• _Assignment_:
No line of the records may be dropped; print them all again exactly.

--- Material for this exercise ---

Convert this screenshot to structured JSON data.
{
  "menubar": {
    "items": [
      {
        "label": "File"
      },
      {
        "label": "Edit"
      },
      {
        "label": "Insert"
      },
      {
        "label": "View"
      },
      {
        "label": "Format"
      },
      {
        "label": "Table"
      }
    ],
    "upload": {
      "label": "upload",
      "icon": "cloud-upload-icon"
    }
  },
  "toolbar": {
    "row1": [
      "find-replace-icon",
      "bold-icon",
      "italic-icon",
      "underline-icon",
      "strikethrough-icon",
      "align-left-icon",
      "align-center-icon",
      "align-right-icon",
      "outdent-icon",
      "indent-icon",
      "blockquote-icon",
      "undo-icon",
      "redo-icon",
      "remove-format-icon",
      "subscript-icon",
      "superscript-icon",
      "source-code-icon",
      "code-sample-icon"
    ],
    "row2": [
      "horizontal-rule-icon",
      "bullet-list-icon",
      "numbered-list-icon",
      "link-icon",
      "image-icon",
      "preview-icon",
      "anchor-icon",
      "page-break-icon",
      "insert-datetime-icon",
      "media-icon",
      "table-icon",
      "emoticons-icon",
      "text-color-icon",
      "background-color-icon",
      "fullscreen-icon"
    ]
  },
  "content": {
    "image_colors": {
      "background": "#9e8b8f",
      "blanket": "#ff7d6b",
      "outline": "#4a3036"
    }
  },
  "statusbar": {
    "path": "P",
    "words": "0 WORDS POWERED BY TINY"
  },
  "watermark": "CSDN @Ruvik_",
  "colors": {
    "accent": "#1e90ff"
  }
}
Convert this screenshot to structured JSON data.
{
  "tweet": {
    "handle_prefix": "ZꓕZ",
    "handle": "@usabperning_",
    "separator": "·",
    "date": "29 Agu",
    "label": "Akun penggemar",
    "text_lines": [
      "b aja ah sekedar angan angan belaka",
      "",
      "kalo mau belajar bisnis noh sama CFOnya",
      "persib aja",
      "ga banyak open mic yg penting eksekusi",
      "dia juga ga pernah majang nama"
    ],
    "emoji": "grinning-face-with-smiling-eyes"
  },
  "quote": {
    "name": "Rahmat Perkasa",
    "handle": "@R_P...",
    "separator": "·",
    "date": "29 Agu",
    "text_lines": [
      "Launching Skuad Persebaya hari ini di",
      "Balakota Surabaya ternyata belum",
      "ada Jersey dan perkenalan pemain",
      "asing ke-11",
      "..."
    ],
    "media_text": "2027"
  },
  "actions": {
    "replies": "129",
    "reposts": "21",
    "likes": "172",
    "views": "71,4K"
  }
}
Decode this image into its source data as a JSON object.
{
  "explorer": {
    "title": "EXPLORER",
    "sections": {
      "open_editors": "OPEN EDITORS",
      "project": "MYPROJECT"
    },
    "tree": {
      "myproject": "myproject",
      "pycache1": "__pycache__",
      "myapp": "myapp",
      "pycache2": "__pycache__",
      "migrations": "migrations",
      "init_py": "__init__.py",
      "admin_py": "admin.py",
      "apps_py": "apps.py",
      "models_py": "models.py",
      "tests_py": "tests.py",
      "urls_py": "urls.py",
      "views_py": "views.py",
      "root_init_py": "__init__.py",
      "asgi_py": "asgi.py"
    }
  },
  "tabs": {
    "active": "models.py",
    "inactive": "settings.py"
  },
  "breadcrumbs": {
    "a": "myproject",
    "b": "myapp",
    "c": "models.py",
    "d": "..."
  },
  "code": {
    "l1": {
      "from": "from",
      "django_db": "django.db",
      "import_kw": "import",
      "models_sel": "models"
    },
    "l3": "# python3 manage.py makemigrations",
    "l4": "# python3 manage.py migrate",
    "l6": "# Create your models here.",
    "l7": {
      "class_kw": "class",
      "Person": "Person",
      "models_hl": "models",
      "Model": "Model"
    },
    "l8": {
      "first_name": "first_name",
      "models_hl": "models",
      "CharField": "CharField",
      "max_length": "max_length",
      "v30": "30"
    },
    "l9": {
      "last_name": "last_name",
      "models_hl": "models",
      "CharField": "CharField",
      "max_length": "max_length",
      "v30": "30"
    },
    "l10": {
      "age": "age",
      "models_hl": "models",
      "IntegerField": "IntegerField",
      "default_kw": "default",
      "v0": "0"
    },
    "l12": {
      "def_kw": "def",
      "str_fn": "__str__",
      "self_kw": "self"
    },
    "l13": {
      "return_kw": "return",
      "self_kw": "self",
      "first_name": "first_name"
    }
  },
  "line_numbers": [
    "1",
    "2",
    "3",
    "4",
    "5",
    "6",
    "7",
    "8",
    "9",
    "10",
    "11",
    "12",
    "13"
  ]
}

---

• _Response_:
Convert this screenshot to structured JSON data.
{
  "menubar": {
    "items": [
      {
        "label": "File"
      },
      {
        "label": "Edit"
      },
      {
        "label": "Insert"
      },
      {
        "label": "View"
      },
      {
        "label": "Format"
      },
      {
        "label": "Table"
      }
    ],
    "upload": {
      "label": "upload",
      "icon": "cloud-upload-icon"
    }
  },
  "toolbar": {
    "row1": [
      "find-replace-icon",
      "bold-icon",
      "italic-icon",
      "underline-icon",
      "strikethrough-icon",
      "align-left-icon",
      "align-center-icon",
      "align-right-icon",
      "outdent-icon",
      "indent-icon",
      "blockquote-icon",
      "undo-icon",
      "redo-icon",
      "remove-format-icon",
      "subscript-icon",
      "superscript-icon",
      "source-code-icon",
      "code-sample-icon"
    ],
    "row2": [
      "horizontal-rule-icon",
      "bullet-list-icon",
      "numbered-list-icon",
      "link-icon",
      "image-icon",
      "preview-icon",
      "anchor-icon",
      "page-break-icon",
      "insert-datetime-icon",
      "media-icon",
      "table-icon",
      "emoticons-icon",
      "text-color-icon",
      "background-color-icon",
      "fullscreen-icon"
    ]
  },
  "content": {
    "image_colors": {
      "background": "#9e8b8f",
      "blanket": "#ff7d6b",
      "outline": "#4a3036"
    }
  },
  "statusbar": {
    "path": "P",
    "words": "0 WORDS POWERED BY TINY"
  },
  "watermark": "CSDN @Ruvik_",
  "colors": {
    "accent": "#1e90ff"
  }
}
Convert this screenshot to structured JSON data.
{
  "tweet": {
    "handle_prefix": "ZꓕZ",
    "handle": "@usabperning_",
    "separator": "·",
    "date": "29 Agu",
    "label": "Akun penggemar",
    "text_lines": [
      "b aja ah sekedar angan angan belaka",
      "",
      "kalo mau belajar bisnis noh sama CFOnya",
      "persib aja",
      "ga banyak open mic yg penting eksekusi",
      "dia juga ga pernah majang nama"
    ],
    "emoji": "grinning-face-with-smiling-eyes"
  },
  "quote": {
    "name": "Rahmat Perkasa",
    "handle": "@R_P...",
    "separator": "·",
    "date": "29 Agu",
    "text_lines": [
      "Launching Skuad Persebaya hari ini di",
      "Balakota Surabaya ternyata belum",
      "ada Jersey dan perkenalan pemain",
      "asing ke-11",
      "..."
    ],
    "media_text": "2027"
  },
  "actions": {
    "replies": "129",
    "reposts": "21",
    "likes": "172",
    "views": "71,4K"
  }
}
Decode this image into its source data as a JSON object.
{
  "explorer": {
    "title": "EXPLORER",
    "sections": {
      "open_editors": "OPEN EDITORS",
      "project": "MYPROJECT"
    },
    "tree": {
      "myproject": "myproject",
      "pycache1": "__pycache__",
      "myapp": "myapp",
      "pycache2": "__pycache__",
      "migrations": "migrations",
      "init_py": "__init__.py",
      "admin_py": "admin.py",
      "apps_py": "apps.py",
      "models_py": "models.py",
      "tests_py": "tests.py",
      "urls_py": "urls.py",
      "views_py": "views.py",
      "root_init_py": "__init__.py",
      "asgi_py": "asgi.py"
    }
  },
  "tabs": {
    "active": "models.py",
    "inactive": "settings.py"
  },
  "breadcrumbs": {
    "a": "myproject",
    "b": "myapp",
    "c": "models.py",
    "d": "..."
  },
  "code": {
    "l1": {
      "from": "from",
      "django_db": "django.db",
      "import_kw": "import",
      "models_sel": "models"
    },
    "l3": "# python3 manage.py makemigrations",
    "l4": "# python3 manage.py migrate",
    "l6": "# Create your models here.",
    "l7": {
      "class_kw": "class",
      "Person": "Person",
      "models_hl": "models",
      "Model": "Model"
    },
    "l8": {
      "first_name": "first_name",
      "models_hl": "models",
      "CharField": "CharField",
      "max_length": "max_length",
      "v30": "30"
    },
    "l9": {
      "last_name": "last_name",
      "models_hl": "models",
      "CharField": "CharField",
      "max_length": "max_length",
      "v30": "30"
    },
    "l10": {
      "age": "age",
      "models_hl": "models",
      "IntegerField": "IntegerField",
      "default_kw": "default",
      "v0": "0"
    },
    "l12": {
      "def_kw": "def",
      "str_fn": "__str__",
      "self_kw": "self"
    },
    "l13": {
      "return_kw": "return",
      "self_kw": "self",
      "first_name": "first_name"
    }
  },
  "line_numbers": [
    "1",
    "2",
    "3",
    "4",
    "5",
    "6",
    "7",
    "8",
    "9",
    "10",
    "11",
    "12",
    "13"
  ]
}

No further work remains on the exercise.